Digital archives now accessible at local museum

Duane Hicks

More than 60 years’ worth of issues of the Fort Frances Times, along with information about the museum’s artifact collection, now are accessible using a computer at the Fort Frances Museum.
Jeremy Hughes, who was under contract for the past year as a digital records developer for the museum, has transferred all of its existing digitized collection data into a new, more user-friendly, more patron-accessible interface.
In simplest terms, this means museum patrons now can look up information on the museum’s collection on a new computer terminal when they visit there.
Hughes also devised a means to photograph, and then index and tag, old issues of the Fort Frances Times so that if a patron wants to search for information on a particular event, they’ll be able to search for—and find—the relevant newspaper articles.
Hughes said he was able to digitally archive every issue of the Times from 1898 to 1961—a Herculean task made feasible thanks to a set-up comprised of a vacuum table, an overhead digital camera connected to a computer, a guidance system using lasers, and an arrays of lights, which were set up in a back room on the main floor of the museum.
“I think it was successful, fruitful—it does what it is supposed to do,” he noted.
“It lets me make the one tedious part of the process as efficient as possible and automate everything that I can possibly automate,” Hughes added.
“Yes, it took a long time to set that up but I think it’s worth it.”
Although Hughes’ contract with the museum has ended, he is working at the Fort France Public Library Technology Centre and, when possible in his free time, will be able to train volunteers who want to learn how to continue the newspaper archiving process.
“We’re still looking for volunteers,” he noted. “It probably would be limited to the hours of operation of the museum at this point.
“I’ll be here to train and instruct, and if there’s issues, I’ll have limited support capabilities for that,” he later added.
There remains more than 50 years’ worth of issues to archive, but all those years probably won’t have to be photographed since the Times has its own digital versions of papers starting with 1995.
Hughes noted the Daily Bulletin also has to be archived, which will prove a larger project than the Times, considering it is a daily—not a weekly—and thus comprises many more issues.
The newspaper archiving project, meanwhile, is “easily extensible to all local or regional papers,” Hughes stressed.
He added that provided the museum has the funding, and provided it actually is staffed to allow it, the project will be a priority for years to come.
Museum curator Sherry George said the digital archives are a much-welcome, easy-to-use resource.
“It is very good,” she remarked. “It is a time-saver for anybody doing research—for the public or for exhibits here.
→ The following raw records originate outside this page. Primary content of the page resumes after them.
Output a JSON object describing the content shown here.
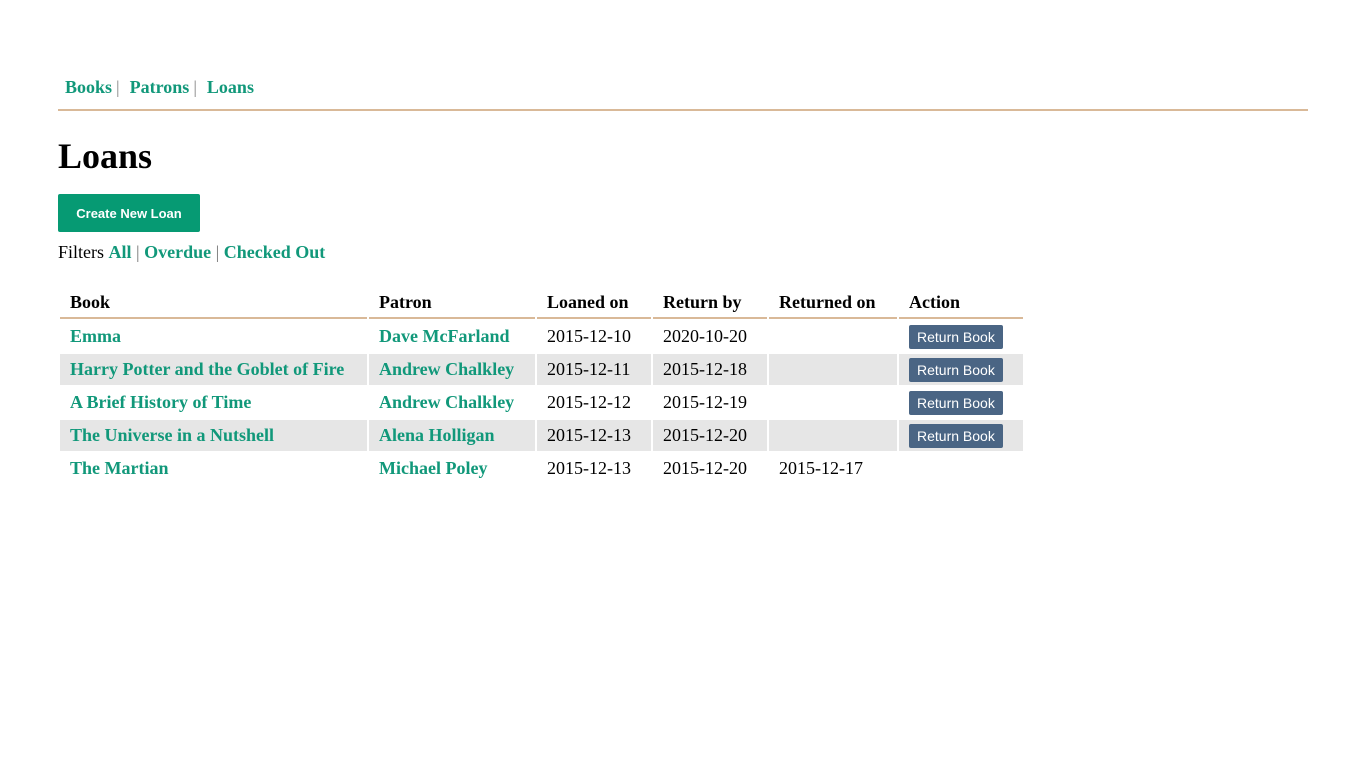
{
  "nav": {
    "items": [
      {
        "label": "Books"
      },
      {
        "label": "Patrons"
      },
      {
        "label": "Loans"
      }
    ],
    "separator": "|"
  },
  "page": {
    "title": "Loans",
    "create_button_label": "Create New Loan"
  },
  "filters": {
    "label": "Filters",
    "separator": "|",
    "options": [
      {
        "label": "All"
      },
      {
        "label": "Overdue"
      },
      {
        "label": "Checked Out"
      }
    ]
  },
  "table": {
    "headers": [
      "Book",
      "Patron",
      "Loaned on",
      "Return by",
      "Returned on",
      "Action"
    ],
    "rows": [
      {
        "book": "Emma",
        "patron": "Dave McFarland",
        "loaned_on": "2015-12-10",
        "return_by": "2020-10-20",
        "returned_on": "",
        "action": "Return Book"
      },
      {
        "book": "Harry Potter and the Goblet of Fire",
        "patron": "Andrew Chalkley",
        "loaned_on": "2015-12-11",
        "return_by": "2015-12-18",
        "returned_on": "",
        "action": "Return Book"
      },
      {
        "book": "A Brief History of Time",
        "patron": "Andrew Chalkley",
        "loaned_on": "2015-12-12",
        "return_by": "2015-12-19",
        "returned_on": "",
        "action": "Return Book"
      },
      {
        "book": "The Universe in a Nutshell",
        "patron": "Alena Holligan",
        "loaned_on": "2015-12-13",
        "return_by": "2015-12-20",
        "returned_on": "",
        "action": "Return Book"
      },
      {
        "book": "The Martian",
        "patron": "Michael Poley",
        "loaned_on": "2015-12-13",
        "return_by": "2015-12-20",
        "returned_on": "2015-12-17",
        "action": ""
      }
    ]
  },
  "colors": {
    "link": "#11987a",
    "primary_button": "#069a73",
    "return_button": "#4a6584",
    "divider": "#d9b998",
    "alt_row": "#e6e6e6"
  }
}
“We don’t have to get those papers out and start looking manually,” George noted. “We can put something into the search engine and it pops up.
“It’s going to save time here exponentially.
“And, of course, it saves the newspapers,” she added. “They were pretty brittle, and when Jeremy opened up a lot of the boxes, there was pieces flying everywhere.
“It’s nice that we won’t have to pull those old ones out anymore.”
George also stressed it would be terrific to have volunteers to help archive newspapers.
“We really would like to get it all done,” she remarked.
To volunteer to archive newspapers, or get more information, drop by the museum or call 274-7891.
The archiving project was funded through a provincial grant, with a contribution from the town.
The new public computer terminal was purchased with money patrons donated to the museum.